● **Work instruction**
From the records below, copy each line that has the word "Secker" in it.

Dataset records section start

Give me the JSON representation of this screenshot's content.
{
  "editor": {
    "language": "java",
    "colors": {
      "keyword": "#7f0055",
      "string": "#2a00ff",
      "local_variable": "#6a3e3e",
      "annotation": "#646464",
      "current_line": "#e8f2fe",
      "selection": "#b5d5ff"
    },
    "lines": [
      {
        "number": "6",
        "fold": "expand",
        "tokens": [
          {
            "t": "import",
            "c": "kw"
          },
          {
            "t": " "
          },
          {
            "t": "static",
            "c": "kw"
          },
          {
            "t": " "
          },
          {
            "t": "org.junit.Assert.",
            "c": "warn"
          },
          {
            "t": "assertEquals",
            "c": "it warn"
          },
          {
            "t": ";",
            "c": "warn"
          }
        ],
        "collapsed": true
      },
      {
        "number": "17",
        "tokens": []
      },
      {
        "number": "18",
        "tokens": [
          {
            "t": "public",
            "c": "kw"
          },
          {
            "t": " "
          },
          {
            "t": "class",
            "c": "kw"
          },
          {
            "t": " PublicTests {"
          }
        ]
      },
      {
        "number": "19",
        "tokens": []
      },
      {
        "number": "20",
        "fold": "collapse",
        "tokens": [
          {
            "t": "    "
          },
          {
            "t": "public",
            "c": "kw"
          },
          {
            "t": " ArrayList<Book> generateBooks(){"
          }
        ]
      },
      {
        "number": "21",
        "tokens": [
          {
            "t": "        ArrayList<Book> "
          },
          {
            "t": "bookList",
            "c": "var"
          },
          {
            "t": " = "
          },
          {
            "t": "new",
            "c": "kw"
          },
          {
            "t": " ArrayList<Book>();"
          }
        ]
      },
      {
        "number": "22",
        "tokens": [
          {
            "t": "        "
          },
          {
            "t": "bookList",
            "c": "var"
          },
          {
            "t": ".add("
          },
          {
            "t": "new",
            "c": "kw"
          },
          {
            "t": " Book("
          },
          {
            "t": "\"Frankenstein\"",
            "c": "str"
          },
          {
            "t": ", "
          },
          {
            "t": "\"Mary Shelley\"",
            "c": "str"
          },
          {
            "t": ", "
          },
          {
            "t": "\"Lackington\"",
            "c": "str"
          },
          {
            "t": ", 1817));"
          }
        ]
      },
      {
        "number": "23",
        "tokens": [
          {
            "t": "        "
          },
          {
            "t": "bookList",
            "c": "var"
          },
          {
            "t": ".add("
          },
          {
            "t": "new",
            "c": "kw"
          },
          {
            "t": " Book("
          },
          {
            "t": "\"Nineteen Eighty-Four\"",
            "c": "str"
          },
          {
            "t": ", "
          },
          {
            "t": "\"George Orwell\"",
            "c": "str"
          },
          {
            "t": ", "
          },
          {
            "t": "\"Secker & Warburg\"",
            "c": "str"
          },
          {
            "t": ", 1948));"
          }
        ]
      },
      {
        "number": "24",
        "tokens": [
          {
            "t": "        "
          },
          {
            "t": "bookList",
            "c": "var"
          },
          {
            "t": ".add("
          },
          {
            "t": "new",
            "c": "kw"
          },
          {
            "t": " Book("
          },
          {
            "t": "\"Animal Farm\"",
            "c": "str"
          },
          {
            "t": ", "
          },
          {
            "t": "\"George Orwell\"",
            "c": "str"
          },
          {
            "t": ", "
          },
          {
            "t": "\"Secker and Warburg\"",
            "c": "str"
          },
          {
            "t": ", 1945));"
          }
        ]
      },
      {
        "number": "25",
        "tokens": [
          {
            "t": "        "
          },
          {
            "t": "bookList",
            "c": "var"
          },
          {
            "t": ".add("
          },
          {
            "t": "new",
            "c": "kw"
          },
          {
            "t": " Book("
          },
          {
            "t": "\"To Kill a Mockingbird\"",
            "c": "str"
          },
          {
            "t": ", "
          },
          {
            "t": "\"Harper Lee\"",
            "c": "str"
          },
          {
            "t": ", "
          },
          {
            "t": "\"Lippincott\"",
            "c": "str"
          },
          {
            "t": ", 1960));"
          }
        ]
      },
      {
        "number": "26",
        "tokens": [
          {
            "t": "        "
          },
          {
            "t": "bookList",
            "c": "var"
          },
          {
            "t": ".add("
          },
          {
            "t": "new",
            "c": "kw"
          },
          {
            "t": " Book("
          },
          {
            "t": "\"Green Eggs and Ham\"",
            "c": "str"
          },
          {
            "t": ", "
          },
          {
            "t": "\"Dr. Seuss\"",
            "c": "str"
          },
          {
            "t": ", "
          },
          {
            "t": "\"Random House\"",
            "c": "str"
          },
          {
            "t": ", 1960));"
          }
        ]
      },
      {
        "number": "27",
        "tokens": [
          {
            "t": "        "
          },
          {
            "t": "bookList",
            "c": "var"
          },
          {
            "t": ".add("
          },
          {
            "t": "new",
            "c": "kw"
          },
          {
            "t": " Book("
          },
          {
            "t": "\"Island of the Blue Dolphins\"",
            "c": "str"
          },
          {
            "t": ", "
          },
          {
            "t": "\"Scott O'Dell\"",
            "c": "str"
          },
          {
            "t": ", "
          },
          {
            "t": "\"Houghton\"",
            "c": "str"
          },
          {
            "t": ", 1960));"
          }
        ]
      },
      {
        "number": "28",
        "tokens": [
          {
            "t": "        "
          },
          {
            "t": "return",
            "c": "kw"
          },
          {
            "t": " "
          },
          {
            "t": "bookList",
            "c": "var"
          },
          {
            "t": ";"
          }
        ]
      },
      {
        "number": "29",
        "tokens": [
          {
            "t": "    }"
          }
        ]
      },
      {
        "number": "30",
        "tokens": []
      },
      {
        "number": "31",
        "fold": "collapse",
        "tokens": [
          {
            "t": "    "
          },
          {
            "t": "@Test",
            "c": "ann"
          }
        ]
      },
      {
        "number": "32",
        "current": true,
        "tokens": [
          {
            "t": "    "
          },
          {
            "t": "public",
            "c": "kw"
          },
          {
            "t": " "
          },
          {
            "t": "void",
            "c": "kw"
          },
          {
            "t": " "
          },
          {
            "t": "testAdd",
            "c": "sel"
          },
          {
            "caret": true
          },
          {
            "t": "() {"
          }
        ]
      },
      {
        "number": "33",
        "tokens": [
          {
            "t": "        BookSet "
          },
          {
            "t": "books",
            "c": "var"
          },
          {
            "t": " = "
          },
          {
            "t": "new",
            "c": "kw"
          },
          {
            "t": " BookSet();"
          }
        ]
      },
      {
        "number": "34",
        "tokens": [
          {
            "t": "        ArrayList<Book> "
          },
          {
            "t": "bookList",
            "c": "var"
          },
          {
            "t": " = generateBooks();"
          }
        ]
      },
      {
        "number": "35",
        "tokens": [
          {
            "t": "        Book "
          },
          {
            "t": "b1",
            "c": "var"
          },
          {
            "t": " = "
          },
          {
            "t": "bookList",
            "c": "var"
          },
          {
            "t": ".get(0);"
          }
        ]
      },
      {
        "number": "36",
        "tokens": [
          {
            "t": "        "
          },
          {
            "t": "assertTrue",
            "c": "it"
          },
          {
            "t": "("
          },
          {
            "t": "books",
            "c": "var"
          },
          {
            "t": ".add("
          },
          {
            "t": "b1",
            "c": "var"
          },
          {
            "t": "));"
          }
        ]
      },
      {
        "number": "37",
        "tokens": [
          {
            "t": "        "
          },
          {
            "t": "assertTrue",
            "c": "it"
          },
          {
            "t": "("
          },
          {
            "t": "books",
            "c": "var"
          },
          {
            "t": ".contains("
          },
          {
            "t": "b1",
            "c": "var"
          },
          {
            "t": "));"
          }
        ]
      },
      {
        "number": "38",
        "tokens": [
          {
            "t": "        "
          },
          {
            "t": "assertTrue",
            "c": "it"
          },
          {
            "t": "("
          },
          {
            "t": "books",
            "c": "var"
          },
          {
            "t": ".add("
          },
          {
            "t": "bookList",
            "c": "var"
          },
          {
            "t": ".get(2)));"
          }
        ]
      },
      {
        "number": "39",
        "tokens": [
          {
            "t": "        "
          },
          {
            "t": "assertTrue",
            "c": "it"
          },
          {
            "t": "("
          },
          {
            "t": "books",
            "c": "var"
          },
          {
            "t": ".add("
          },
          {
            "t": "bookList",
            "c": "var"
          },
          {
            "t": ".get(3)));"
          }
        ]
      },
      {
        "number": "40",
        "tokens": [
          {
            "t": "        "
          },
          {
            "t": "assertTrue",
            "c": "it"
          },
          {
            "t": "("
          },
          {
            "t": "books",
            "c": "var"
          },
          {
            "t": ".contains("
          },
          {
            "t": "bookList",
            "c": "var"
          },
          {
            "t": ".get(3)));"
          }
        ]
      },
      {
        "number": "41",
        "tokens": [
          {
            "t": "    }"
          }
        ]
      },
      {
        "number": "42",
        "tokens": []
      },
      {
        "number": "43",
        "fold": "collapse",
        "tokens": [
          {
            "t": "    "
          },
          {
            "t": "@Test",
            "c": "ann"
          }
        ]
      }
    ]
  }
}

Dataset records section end

● **Written answer**
            "t": "\"Secker & Warburg\"",
            "t": "\"Secker and Warburg\"",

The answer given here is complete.